Conservative MEPs oppose European Union "tax trespass"

Measures which would reduce the ability of Member States to set their own corporate taxes have been strongly opposed by Conservative MEPs. 

At the European Parliament in Strasbourg today they voted against proposals to introduce an EU Common Consolidated Corporate Tax Base (CCCTB). This would bring together the earnings firms make across the bloc and distribute tax revenues based on where revenue is generated.

The reports also recommend a minimum level of corporation tax, which Member States would not be able to go below when formulating their national tax regimes, and call for individual countries to lose their right to veto EU tax legislation.

Labour has consistently supported the introduction of an EU-wide CCCTB and handing over UK sovereignty on tax matters.

Addressing MEPs, Conservative MEP David Campbell Bannerman said the proposals amounted to "tax trespass" on the rights of Member States.

He said: "This is an area the EU is meant not to interfere in – that of national tax policy. But here we have two reports that propose EU tax harmonisation"

"They set a floor below which corporation taxes cannot be set. Will that floor be 33 per cent, as in France? Pity poor Ireland with its 12.5 per cent corporation tax."

Supporters of the CCCTB claim it would help reduce corporate tax avoidance. However, this is a global issue which Conservatives believe is best tackled at that level through the Organisation for Economic Co-operation and Development and the EU's proposals fundamentally conflict with OECD principles and guidelines.

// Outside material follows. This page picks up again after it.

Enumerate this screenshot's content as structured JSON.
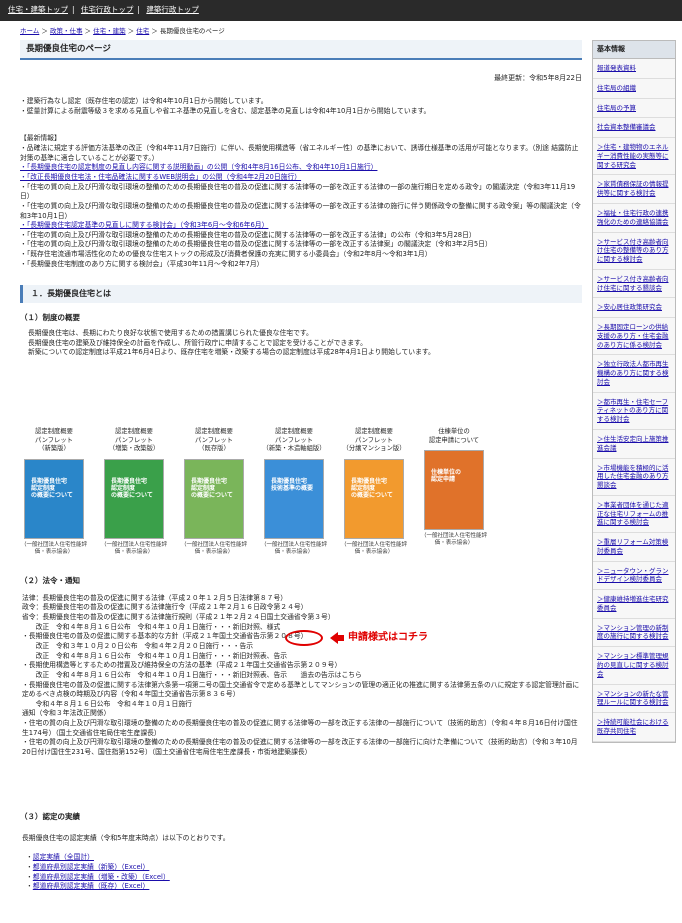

It is likely both reports will be delayed by the European Council.